Work instruction: Could you filter the records below and return each line that holds "Next"?

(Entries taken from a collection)
* * *

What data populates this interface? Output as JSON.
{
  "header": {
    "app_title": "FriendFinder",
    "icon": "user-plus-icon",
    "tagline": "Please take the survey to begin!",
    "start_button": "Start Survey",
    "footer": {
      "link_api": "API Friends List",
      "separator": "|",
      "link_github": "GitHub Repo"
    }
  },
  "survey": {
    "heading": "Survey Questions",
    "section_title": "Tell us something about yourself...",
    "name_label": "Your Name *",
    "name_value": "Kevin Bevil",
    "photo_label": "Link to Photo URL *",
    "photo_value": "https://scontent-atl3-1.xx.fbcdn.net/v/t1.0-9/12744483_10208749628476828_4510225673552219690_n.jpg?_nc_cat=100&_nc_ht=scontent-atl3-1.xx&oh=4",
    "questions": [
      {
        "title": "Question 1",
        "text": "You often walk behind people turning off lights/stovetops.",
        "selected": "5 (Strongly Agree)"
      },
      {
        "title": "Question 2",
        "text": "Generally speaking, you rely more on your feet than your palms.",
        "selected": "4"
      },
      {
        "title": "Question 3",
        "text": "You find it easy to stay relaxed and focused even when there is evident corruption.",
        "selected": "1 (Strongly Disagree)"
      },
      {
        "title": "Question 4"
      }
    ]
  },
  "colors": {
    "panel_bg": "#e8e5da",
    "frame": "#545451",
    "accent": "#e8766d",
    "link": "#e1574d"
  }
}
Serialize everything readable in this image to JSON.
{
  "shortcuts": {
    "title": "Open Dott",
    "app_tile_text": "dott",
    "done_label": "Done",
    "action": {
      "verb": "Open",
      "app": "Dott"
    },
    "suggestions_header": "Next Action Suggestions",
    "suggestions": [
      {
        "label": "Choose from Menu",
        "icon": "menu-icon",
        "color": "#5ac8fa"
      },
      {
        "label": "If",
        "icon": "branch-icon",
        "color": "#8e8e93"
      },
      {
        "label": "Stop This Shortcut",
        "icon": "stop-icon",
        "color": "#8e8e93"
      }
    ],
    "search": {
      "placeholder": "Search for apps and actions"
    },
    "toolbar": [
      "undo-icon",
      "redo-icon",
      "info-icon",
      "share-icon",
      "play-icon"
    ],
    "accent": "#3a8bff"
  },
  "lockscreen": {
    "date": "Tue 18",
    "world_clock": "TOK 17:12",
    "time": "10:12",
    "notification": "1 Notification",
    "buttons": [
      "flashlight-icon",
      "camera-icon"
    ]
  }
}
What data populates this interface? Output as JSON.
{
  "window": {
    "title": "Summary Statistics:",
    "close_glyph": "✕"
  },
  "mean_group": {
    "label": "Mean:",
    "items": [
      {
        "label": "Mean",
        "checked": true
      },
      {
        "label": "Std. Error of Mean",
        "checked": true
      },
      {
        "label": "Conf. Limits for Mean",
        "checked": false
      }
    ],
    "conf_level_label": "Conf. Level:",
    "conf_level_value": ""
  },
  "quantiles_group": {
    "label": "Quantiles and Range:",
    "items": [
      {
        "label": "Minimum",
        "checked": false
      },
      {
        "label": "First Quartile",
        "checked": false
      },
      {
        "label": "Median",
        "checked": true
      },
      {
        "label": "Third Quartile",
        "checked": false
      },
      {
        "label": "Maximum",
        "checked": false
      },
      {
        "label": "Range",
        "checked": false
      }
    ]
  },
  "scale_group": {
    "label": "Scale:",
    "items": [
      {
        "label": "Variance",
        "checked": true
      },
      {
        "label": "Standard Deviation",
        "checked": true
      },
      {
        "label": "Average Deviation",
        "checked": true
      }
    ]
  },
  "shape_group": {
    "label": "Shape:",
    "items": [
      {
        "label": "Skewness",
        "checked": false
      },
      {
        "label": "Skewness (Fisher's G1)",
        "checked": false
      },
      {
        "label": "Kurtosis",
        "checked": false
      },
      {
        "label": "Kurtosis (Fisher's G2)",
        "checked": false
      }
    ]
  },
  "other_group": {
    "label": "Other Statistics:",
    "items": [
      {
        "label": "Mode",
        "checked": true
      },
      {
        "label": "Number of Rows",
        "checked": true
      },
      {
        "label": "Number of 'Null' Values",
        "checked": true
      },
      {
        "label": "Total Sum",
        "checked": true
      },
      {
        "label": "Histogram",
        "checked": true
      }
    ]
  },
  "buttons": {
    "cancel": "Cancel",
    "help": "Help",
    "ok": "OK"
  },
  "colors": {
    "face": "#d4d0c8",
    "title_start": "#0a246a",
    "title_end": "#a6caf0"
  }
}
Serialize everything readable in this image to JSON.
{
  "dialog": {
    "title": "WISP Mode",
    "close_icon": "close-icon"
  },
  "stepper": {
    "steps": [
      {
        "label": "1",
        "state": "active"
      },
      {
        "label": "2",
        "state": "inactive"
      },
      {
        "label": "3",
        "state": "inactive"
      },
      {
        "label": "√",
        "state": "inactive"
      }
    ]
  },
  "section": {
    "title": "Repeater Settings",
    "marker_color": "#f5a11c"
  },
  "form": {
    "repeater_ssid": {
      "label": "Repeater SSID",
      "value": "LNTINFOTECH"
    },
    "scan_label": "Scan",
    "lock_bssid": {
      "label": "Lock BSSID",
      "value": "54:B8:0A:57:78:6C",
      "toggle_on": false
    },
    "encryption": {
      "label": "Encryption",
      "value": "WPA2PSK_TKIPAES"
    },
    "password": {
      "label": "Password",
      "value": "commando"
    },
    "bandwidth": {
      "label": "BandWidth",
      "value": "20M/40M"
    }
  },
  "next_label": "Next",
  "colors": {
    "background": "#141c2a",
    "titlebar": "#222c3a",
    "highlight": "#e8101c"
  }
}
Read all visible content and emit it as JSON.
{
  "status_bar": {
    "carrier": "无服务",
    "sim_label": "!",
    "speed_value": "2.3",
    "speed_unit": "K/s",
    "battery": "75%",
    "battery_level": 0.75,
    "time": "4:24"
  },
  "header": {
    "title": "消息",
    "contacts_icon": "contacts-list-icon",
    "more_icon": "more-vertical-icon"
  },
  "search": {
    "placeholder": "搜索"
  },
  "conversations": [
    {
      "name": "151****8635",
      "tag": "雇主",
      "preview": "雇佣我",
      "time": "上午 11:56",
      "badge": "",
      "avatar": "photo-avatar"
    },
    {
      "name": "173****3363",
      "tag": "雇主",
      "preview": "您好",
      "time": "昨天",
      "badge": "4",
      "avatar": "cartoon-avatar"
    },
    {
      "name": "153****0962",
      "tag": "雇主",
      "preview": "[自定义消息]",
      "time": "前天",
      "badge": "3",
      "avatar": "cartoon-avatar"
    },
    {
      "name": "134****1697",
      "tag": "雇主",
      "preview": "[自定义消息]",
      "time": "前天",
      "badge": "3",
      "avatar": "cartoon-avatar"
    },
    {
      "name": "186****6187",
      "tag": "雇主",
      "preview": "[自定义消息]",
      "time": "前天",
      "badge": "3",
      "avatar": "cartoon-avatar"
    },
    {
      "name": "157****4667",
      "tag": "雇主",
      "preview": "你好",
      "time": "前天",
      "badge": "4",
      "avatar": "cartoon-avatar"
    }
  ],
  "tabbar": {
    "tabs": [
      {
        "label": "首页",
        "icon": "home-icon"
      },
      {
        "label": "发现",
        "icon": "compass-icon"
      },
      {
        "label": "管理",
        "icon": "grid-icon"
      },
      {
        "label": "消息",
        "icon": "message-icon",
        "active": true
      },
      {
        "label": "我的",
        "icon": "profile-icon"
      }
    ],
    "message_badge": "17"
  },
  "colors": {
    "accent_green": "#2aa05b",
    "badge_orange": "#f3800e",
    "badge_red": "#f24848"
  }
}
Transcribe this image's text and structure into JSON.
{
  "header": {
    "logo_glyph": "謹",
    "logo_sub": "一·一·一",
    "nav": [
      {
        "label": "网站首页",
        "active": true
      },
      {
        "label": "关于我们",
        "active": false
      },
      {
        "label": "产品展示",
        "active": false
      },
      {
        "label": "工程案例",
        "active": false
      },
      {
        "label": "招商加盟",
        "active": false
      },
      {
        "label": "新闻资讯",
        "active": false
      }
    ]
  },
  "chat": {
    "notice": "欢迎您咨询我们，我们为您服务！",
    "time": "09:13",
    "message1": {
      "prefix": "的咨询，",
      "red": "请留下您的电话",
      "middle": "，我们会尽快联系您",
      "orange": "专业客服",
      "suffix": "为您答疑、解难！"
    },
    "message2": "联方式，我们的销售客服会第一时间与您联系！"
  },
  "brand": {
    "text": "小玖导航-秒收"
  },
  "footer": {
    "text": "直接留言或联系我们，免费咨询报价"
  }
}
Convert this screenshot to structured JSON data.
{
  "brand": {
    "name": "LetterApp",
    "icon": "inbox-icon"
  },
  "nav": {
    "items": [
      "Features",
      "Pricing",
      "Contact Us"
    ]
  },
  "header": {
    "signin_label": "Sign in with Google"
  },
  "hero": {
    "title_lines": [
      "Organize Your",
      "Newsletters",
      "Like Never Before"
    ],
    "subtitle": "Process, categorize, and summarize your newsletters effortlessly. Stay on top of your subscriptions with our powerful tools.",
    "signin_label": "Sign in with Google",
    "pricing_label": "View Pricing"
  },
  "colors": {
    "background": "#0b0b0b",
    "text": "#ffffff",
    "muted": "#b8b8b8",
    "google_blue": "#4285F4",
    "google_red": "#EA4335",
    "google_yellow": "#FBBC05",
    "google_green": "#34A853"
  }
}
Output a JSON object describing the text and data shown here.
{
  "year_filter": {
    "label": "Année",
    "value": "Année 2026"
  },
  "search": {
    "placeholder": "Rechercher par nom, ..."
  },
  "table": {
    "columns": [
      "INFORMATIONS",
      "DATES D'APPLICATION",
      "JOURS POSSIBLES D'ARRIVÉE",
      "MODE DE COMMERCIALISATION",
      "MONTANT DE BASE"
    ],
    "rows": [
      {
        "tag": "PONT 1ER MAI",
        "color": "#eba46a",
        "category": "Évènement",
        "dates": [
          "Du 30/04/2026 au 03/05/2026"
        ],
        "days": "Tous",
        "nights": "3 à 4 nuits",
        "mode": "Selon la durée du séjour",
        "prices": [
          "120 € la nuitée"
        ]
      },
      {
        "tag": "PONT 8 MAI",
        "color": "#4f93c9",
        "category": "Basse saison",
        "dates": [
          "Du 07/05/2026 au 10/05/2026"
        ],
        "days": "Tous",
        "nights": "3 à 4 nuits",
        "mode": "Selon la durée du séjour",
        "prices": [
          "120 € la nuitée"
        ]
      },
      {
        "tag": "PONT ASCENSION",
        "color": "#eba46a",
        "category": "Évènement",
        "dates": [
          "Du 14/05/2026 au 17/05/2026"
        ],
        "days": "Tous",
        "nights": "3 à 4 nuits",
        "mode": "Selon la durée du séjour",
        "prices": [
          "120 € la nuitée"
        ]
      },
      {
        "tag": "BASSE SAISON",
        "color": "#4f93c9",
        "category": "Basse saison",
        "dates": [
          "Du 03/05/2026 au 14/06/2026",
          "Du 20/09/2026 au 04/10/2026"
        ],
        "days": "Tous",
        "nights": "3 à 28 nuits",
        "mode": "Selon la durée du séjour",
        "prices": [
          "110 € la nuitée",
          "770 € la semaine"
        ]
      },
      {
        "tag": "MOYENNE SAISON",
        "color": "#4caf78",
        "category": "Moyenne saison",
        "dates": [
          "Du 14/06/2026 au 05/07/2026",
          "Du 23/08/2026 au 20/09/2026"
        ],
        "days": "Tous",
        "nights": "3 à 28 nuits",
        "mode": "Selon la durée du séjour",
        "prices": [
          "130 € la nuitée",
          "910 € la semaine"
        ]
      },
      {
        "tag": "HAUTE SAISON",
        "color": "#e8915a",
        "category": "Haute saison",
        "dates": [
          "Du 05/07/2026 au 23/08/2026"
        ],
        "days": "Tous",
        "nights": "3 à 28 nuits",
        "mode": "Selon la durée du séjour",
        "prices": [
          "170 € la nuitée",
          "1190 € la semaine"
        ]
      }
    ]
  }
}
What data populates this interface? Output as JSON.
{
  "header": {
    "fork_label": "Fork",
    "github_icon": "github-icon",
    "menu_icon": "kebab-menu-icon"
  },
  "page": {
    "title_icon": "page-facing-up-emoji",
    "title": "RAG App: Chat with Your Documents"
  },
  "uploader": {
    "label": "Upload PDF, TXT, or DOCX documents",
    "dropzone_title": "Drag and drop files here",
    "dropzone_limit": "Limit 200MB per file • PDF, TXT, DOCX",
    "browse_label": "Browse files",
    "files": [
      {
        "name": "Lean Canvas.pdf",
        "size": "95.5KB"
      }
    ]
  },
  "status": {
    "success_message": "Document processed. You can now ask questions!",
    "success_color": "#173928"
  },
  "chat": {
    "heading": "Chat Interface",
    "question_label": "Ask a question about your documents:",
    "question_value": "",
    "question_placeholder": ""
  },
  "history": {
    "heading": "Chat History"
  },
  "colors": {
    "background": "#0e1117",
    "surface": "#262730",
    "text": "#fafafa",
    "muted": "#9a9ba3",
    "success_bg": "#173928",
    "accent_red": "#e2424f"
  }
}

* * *

Result below:
    "suggestions_header": "Next Action Suggestions",
  "next_label": "Next",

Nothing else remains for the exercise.